Instead of writing more in this second blog post about my installation at the In Situ 2018 festival, (to see part one click here), I will speak to you via the video below, shot and edited by my charming colleague photographer/videographer Nettie Seip, to whom I owe many thanks!
You'll see me on-site in the room during the early stages of installation as I talk about the work and my intentions for it. Then you get to tour through it at night with it fully installed while the festival was in progress.
Please take a look and let me know what you think!
Perhaps after the holidays I will put together some time-lapse video shot over the three nights I spent drawing the Hearts in Place mural in front of the festival audience. I will upload it to my YouTube channel – please click on the link and if you like it, consider subscribing :-)
Video shot and edited by Nettie Seip, www.nettiephotography.com
Whether you have a long-dormant love of model railroads or can't resist dollhouses and their tiny furnishings, you're far from alone in loving miniatures. I grew up with my own dollhouse made of printed steel, but rather jealous of my cousin who had a big table in his basement devoted to his model railroad, set in a landscape he'd made and populated by exquisitely detailed buildings and street scenes.
A couple of years ago in pursuit of materials for some miniature projects (still on the drawing board) I visited, on my friend Fred's recommendation, The Credit Valley Railway Company, a truly amazing place with aisle upon aisle of trains, other vehicles, and buildings of different eras, human figures, street furniture, vegetation – even different kinds of grasses! Investigating those aisles was such an engrossing way to spend a couple of afternoons.
Plenty of artists love miniatures, miniature painting is quite a tradition, particularly in south Asia and Iran to my knowledge, but some artists either create dimensional miniatures or use the kind I drooled over at the store as their raw material.
Sculptor Kim Adams, 2014 winner of a Governor General's Award in Visual Art (click to view his award page), is one such artist whose work I particularly admire. His elaborate installations a few years ago at the Art Gallery of Ontario (click to view a slideshow from that work) were fascinating.
What got me thinking about this topic recently was an article in The Guardian about sculptor/miniature artist Randy Hage who has done a whole series in which he has re-created old New York City storefronts with amazing detail, right down to the litter, the papered-over windows and the inevitable graffiti.

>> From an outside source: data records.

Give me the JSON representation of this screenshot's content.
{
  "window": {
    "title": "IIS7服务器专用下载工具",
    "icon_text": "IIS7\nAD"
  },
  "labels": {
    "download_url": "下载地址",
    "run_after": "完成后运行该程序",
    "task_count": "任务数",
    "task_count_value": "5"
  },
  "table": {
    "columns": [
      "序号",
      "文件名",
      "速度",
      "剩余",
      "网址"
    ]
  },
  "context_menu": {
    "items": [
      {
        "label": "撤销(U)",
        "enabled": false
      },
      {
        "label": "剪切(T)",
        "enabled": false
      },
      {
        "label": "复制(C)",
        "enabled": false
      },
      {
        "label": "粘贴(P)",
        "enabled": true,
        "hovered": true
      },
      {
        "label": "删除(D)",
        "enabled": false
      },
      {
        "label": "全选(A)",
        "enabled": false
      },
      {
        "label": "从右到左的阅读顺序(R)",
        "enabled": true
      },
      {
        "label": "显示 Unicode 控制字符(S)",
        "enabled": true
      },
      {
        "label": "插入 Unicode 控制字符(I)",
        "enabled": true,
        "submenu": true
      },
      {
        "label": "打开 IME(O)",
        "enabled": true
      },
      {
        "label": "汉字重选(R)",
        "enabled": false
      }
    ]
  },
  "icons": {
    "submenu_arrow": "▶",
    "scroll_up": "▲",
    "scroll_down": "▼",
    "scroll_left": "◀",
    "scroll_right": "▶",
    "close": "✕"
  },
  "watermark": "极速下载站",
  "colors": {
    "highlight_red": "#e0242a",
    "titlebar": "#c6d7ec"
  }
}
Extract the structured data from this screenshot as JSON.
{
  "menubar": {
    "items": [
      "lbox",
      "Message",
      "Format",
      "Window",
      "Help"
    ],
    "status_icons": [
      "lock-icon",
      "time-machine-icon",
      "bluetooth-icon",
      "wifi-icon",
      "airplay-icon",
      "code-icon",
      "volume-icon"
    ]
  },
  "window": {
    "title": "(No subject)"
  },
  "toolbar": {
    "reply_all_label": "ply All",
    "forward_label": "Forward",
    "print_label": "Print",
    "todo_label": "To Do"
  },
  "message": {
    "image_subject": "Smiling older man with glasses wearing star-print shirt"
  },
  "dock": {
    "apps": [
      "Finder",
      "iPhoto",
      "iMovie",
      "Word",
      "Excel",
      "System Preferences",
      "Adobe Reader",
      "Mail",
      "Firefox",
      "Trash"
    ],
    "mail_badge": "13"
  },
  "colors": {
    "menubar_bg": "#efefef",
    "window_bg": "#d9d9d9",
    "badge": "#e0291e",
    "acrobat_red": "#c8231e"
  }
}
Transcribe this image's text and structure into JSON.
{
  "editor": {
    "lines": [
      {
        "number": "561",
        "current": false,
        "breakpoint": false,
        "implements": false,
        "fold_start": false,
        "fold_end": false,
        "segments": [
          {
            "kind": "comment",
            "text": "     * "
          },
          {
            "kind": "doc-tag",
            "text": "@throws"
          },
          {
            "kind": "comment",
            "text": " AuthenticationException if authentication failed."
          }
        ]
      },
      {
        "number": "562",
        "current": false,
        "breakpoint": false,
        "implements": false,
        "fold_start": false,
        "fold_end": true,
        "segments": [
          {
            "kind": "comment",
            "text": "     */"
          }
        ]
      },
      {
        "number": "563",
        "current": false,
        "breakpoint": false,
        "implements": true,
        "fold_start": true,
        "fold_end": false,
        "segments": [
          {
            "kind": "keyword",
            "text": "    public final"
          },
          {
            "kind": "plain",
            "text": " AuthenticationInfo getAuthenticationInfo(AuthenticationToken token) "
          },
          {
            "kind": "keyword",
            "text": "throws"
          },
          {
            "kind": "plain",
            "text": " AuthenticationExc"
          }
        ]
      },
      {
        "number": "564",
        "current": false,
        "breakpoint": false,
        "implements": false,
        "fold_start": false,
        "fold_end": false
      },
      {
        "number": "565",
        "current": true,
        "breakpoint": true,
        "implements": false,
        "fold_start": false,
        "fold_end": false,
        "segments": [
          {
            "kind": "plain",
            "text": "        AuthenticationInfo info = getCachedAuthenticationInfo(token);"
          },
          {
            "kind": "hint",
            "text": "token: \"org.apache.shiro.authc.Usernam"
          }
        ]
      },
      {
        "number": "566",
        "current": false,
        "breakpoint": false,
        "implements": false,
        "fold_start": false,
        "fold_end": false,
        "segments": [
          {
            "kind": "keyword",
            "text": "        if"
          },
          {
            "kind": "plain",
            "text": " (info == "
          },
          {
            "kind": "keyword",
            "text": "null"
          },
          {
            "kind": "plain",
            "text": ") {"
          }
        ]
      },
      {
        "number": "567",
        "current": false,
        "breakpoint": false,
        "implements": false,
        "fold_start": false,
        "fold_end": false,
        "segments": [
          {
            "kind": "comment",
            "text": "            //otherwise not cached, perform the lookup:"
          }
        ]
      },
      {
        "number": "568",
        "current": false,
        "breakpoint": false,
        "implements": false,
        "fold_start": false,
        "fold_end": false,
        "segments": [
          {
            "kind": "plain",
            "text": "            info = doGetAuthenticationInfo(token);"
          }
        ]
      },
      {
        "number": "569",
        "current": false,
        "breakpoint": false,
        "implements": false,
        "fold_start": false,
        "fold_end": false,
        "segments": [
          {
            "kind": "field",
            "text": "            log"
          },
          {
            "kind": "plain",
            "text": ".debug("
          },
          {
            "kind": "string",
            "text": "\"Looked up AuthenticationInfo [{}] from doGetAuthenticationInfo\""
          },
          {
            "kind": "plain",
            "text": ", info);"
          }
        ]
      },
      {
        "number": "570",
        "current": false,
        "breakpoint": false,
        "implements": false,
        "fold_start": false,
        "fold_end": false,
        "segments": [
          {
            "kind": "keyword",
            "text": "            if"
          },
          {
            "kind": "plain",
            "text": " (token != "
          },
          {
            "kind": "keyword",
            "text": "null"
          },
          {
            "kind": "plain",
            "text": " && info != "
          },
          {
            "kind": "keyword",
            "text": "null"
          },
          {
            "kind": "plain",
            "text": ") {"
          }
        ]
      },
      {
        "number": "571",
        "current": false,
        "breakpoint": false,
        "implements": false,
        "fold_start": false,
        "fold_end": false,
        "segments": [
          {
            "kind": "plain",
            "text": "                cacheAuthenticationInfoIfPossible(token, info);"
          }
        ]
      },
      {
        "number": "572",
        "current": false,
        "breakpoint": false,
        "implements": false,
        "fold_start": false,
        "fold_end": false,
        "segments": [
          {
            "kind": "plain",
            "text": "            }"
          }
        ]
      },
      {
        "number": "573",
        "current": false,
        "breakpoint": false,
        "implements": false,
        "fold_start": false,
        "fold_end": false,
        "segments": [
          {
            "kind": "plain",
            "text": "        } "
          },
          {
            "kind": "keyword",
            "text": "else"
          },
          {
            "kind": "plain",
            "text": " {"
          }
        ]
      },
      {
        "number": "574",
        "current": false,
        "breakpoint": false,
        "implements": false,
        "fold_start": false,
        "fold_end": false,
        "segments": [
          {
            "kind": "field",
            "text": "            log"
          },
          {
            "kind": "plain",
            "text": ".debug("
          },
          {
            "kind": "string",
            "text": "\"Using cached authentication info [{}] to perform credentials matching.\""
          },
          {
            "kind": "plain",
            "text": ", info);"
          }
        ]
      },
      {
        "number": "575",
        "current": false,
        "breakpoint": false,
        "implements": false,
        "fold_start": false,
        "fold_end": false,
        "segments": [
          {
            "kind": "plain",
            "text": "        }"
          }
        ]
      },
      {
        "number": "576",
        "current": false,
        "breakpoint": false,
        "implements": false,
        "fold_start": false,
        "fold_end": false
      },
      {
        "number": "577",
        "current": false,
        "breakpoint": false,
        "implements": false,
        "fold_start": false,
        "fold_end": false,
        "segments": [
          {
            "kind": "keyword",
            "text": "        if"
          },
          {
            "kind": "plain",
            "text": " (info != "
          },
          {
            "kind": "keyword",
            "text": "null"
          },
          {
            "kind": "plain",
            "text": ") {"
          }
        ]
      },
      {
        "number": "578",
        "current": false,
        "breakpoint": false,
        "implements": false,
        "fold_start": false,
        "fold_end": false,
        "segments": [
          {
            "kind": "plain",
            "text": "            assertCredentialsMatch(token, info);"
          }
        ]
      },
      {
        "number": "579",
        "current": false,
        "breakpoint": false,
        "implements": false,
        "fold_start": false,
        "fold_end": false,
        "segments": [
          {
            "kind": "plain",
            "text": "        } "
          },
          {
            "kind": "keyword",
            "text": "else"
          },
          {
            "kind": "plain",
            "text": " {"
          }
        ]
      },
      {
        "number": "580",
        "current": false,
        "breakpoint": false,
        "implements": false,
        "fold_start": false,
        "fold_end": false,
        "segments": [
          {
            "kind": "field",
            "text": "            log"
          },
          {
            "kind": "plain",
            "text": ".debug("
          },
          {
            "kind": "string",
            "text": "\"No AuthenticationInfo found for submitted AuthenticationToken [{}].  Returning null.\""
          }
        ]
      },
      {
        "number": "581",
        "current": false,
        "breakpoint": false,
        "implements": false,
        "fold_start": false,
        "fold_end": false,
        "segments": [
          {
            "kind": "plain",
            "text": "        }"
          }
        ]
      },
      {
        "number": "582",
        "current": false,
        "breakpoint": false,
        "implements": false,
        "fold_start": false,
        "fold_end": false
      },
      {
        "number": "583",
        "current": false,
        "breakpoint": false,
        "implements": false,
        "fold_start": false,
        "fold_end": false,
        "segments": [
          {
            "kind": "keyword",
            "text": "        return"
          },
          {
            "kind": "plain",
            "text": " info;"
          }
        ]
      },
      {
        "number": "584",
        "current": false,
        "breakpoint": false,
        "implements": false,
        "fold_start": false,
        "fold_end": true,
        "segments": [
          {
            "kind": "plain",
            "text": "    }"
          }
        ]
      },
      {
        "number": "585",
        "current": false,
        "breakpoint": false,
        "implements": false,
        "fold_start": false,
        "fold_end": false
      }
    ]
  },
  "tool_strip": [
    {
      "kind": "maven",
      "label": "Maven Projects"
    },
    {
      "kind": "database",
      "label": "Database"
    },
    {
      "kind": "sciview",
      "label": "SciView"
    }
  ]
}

On his site (click to link to it) you can see side-by-side comparison photos of the shot he took of the actual storefront and his 1/12 scale miniature. Beautiful work! Below is a time-lapse as he makes one storefront “Ideal Hosiery”.
Finally there's an epic miniature museum project in Mississauga/Oakville called Our Home & Miniature Land where they are painstakingly re-creating Canada in miniature, starting with Toronto and Hamilton. Click here or on their name to check out their site. The project is not complete yet, though they have had a public open house, but the videos of their progress are amazing! Below are a couple of samples to whet your appetite. I can't wait to see it all in person!
How about you? Are you a miniatures geek whether secretly or proudly? Did you have a dollhouse or model railroad when you were growing up, or make other kinds of models?
If so, please tell me about them in the comments below!
I will be updating my In Situ album on Flickr with more photographs soon, so check it out next week!
As a visual artist I like nothing more than getting up to my elbows in paint or little plastic toys, or wading in at the deep end in pursuit of an idea. When I am not teaching others in a similar vein, you can find me researching, writing and noodling around in my studio, seeing where my latest lines of inquiry lead me.
All images and content on this website © Kim-Lee Kho 2005–2018 except as indicated. All rights reserved. No reproduction without express, written permission.